# EXERCISE:
For this exercise, retype each line of the material below verbatim and omit any picture.

# DATA RECORDS:
*** Begin section ***

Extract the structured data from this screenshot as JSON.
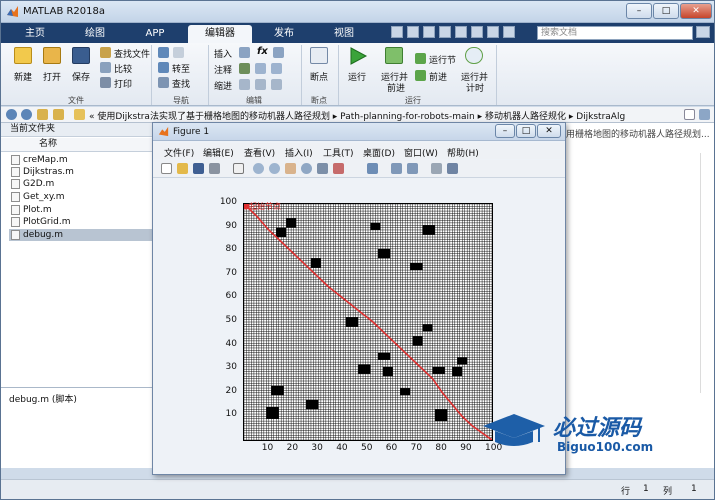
{
  "app": {
    "title": "MATLAB R2018a"
  },
  "window_buttons": {
    "minimize": "–",
    "maximize": "□",
    "close": "✕"
  },
  "tabs": [
    {
      "label": "主页"
    },
    {
      "label": "绘图"
    },
    {
      "label": "APP"
    },
    {
      "label": "编辑器"
    },
    {
      "label": "发布"
    },
    {
      "label": "视图"
    }
  ],
  "search": {
    "placeholder": "搜索文档"
  },
  "ribbon": {
    "file": {
      "new": "新建",
      "open": "打开",
      "save": "保存",
      "find_files": "查找文件",
      "compare": "比较",
      "print": "打印",
      "group": "文件"
    },
    "nav": {
      "goto": "转至",
      "find": "查找",
      "group": "导航"
    },
    "edit": {
      "insert": "插入",
      "comment": "注释",
      "indent": "缩进",
      "fx": "fx",
      "group": "编辑"
    },
    "breakpoints": {
      "label": "断点",
      "group": "断点"
    },
    "run": {
      "run": "运行",
      "run_advance_1": "运行并",
      "run_advance_2": "前进",
      "run_section": "运行节",
      "advance": "前进",
      "run_time_1": "运行并",
      "run_time_2": "计时",
      "group": "运行"
    }
  },
  "address": {
    "path": "«  使用Dijkstra法实现了基于栅格地图的移动机器人路径规划  ▸  Path-planning-for-robots-main  ▸  移动机器人路径规化  ▸  DijkstraAlg"
  },
  "left_panel": {
    "title": "当前文件夹",
    "column": "名称",
    "files": [
      "creMap.m",
      "Dijkstras.m",
      "G2D.m",
      "Get_xy.m",
      "Plot.m",
      "PlotGrid.m",
      "debug.m"
    ],
    "detail": "debug.m  (脚本)"
  },
  "right_panel": {
    "snippet": "用栅格地图的移动机器人路径规划..."
  },
  "status": {
    "row_label": "行",
    "row_value": "1",
    "col_label": "列",
    "col_value": "1"
  },
  "figure": {
    "title": "Figure 1",
    "menu": [
      "文件(F)",
      "编辑(E)",
      "查看(V)",
      "插入(I)",
      "工具(T)",
      "桌面(D)",
      "窗口(W)",
      "帮助(H)"
    ],
    "start_label": "起始节点"
  },
  "chart_data": {
    "type": "scatter",
    "title": "",
    "xlabel": "",
    "ylabel": "",
    "xlim": [
      0,
      100
    ],
    "ylim": [
      0,
      100
    ],
    "xticks": [
      10,
      20,
      30,
      40,
      50,
      60,
      70,
      80,
      90,
      100
    ],
    "yticks": [
      10,
      20,
      30,
      40,
      50,
      60,
      70,
      80,
      90,
      100
    ],
    "grid": "on",
    "obstacles": [
      {
        "x": 17,
        "y": 90,
        "w": 4,
        "h": 4
      },
      {
        "x": 13,
        "y": 86,
        "w": 4,
        "h": 4
      },
      {
        "x": 27,
        "y": 73,
        "w": 4,
        "h": 4
      },
      {
        "x": 51,
        "y": 89,
        "w": 4,
        "h": 3
      },
      {
        "x": 54,
        "y": 77,
        "w": 5,
        "h": 4
      },
      {
        "x": 72,
        "y": 87,
        "w": 5,
        "h": 4
      },
      {
        "x": 67,
        "y": 72,
        "w": 5,
        "h": 3
      },
      {
        "x": 41,
        "y": 48,
        "w": 5,
        "h": 4
      },
      {
        "x": 72,
        "y": 46,
        "w": 4,
        "h": 3
      },
      {
        "x": 68,
        "y": 40,
        "w": 4,
        "h": 4
      },
      {
        "x": 54,
        "y": 34,
        "w": 5,
        "h": 3
      },
      {
        "x": 46,
        "y": 28,
        "w": 5,
        "h": 4
      },
      {
        "x": 56,
        "y": 27,
        "w": 4,
        "h": 4
      },
      {
        "x": 86,
        "y": 32,
        "w": 4,
        "h": 3
      },
      {
        "x": 76,
        "y": 28,
        "w": 5,
        "h": 3
      },
      {
        "x": 84,
        "y": 27,
        "w": 4,
        "h": 4
      },
      {
        "x": 63,
        "y": 19,
        "w": 4,
        "h": 3
      },
      {
        "x": 11,
        "y": 19,
        "w": 5,
        "h": 4
      },
      {
        "x": 25,
        "y": 13,
        "w": 5,
        "h": 4
      },
      {
        "x": 9,
        "y": 9,
        "w": 5,
        "h": 5
      },
      {
        "x": 77,
        "y": 8,
        "w": 5,
        "h": 5
      }
    ],
    "path": {
      "x": [
        0,
        5,
        10,
        16,
        22,
        28,
        34,
        40,
        46,
        52,
        58,
        64,
        70,
        76,
        80,
        84,
        88,
        92,
        96,
        100
      ],
      "y": [
        100,
        95,
        89,
        83,
        77,
        71,
        65,
        60,
        55,
        50,
        44,
        38,
        32,
        26,
        20,
        15,
        10,
        6,
        3,
        0
      ]
    },
    "start": {
      "x": 0,
      "y": 100
    }
  },
  "watermark": {
    "brand": "必过源码",
    "url": "Biguo100.com"
  },
  "colors": {
    "path": "#e03030",
    "tabbar": "#1e3f6d",
    "obstacle": "#000000"
  }
}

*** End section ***

# EXERCISE RESULT:
Extract the structured data from this screenshot as JSON.
{
  "app": {
    "title": "MATLAB R2018a"
  },
  "window_buttons": {
    "minimize": "–",
    "maximize": "□",
    "close": "✕"
  },
  "tabs": [
    {
      "label": "主页"
    },
    {
      "label": "绘图"
    },
    {
      "label": "APP"
    },
    {
      "label": "编辑器"
    },
    {
      "label": "发布"
    },
    {
      "label": "视图"
    }
  ],
  "search": {
    "placeholder": "搜索文档"
  },
  "ribbon": {
    "file": {
      "new": "新建",
      "open": "打开",
      "save": "保存",
      "find_files": "查找文件",
      "compare": "比较",
      "print": "打印",
      "group": "文件"
    },
    "nav": {
      "goto": "转至",
      "find": "查找",
      "group": "导航"
    },
    "edit": {
      "insert": "插入",
      "comment": "注释",
      "indent": "缩进",
      "fx": "fx",
      "group": "编辑"
    },
    "breakpoints": {
      "label": "断点",
      "group": "断点"
    },
    "run": {
      "run": "运行",
      "run_advance_1": "运行并",
      "run_advance_2": "前进",
      "run_section": "运行节",
      "advance": "前进",
      "run_time_1": "运行并",
      "run_time_2": "计时",
      "group": "运行"
    }
  },
  "address": {
    "path": "«  使用Dijkstra法实现了基于栅格地图的移动机器人路径规划  ▸  Path-planning-for-robots-main  ▸  移动机器人路径规化  ▸  DijkstraAlg"
  },
  "left_panel": {
    "title": "当前文件夹",
    "column": "名称",
    "files": [
      "creMap.m",
      "Dijkstras.m",
      "G2D.m",
      "Get_xy.m",
      "Plot.m",
      "PlotGrid.m",
      "debug.m"
    ],
    "detail": "debug.m  (脚本)"
  },
  "right_panel": {
    "snippet": "用栅格地图的移动机器人路径规划..."
  },
  "status": {
    "row_label": "行",
    "row_value": "1",
    "col_label": "列",
    "col_value": "1"
  },
  "figure": {
    "title": "Figure 1",
    "menu": [
      "文件(F)",
      "编辑(E)",
      "查看(V)",
      "插入(I)",
      "工具(T)",
      "桌面(D)",
      "窗口(W)",
      "帮助(H)"
    ],
    "start_label": "起始节点"
  },
  "chart_data": {
    "type": "scatter",
    "title": "",
    "xlabel": "",
    "ylabel": "",
    "xlim": [
      0,
      100
    ],
    "ylim": [
      0,
      100
    ],
    "xticks": [
      10,
      20,
      30,
      40,
      50,
      60,
      70,
      80,
      90,
      100
    ],
    "yticks": [
      10,
      20,
      30,
      40,
      50,
      60,
      70,
      80,
      90,
      100
    ],
    "grid": "on",
    "obstacles": [
      {
        "x": 17,
        "y": 90,
        "w": 4,
        "h": 4
      },
      {
        "x": 13,
        "y": 86,
        "w": 4,
        "h": 4
      },
      {
        "x": 27,
        "y": 73,
        "w": 4,
        "h": 4
      },
      {
        "x": 51,
        "y": 89,
        "w": 4,
        "h": 3
      },
      {
        "x": 54,
        "y": 77,
        "w": 5,
        "h": 4
      },
      {
        "x": 72,
        "y": 87,
        "w": 5,
        "h": 4
      },
      {
        "x": 67,
        "y": 72,
        "w": 5,
        "h": 3
      },
      {
        "x": 41,
        "y": 48,
        "w": 5,
        "h": 4
      },
      {
        "x": 72,
        "y": 46,
        "w": 4,
        "h": 3
      },
      {
        "x": 68,
        "y": 40,
        "w": 4,
        "h": 4
      },
      {
        "x": 54,
        "y": 34,
        "w": 5,
        "h": 3
      },
      {
        "x": 46,
        "y": 28,
        "w": 5,
        "h": 4
      },
      {
        "x": 56,
        "y": 27,
        "w": 4,
        "h": 4
      },
      {
        "x": 86,
        "y": 32,
        "w": 4,
        "h": 3
      },
      {
        "x": 76,
        "y": 28,
        "w": 5,
        "h": 3
      },
      {
        "x": 84,
        "y": 27,
        "w": 4,
        "h": 4
      },
      {
        "x": 63,
        "y": 19,
        "w": 4,
        "h": 3
      },
      {
        "x": 11,
        "y": 19,
        "w": 5,
        "h": 4
      },
      {
        "x": 25,
        "y": 13,
        "w": 5,
        "h": 4
      },
      {
        "x": 9,
        "y": 9,
        "w": 5,
        "h": 5
      },
      {
        "x": 77,
        "y": 8,
        "w": 5,
        "h": 5
      }
    ],
    "path": {
      "x": [
        0,
        5,
        10,
        16,
        22,
        28,
        34,
        40,
        46,
        52,
        58,
        64,
        70,
        76,
        80,
        84,
        88,
        92,
        96,
        100
      ],
      "y": [
        100,
        95,
        89,
        83,
        77,
        71,
        65,
        60,
        55,
        50,
        44,
        38,
        32,
        26,
        20,
        15,
        10,
        6,
        3,
        0
      ]
    },
    "start": {
      "x": 0,
      "y": 100
    }
  },
  "watermark": {
    "brand": "必过源码",
    "url": "Biguo100.com"
  },
  "colors": {
    "path": "#e03030",
    "tabbar": "#1e3f6d",
    "obstacle": "#000000"
  }
}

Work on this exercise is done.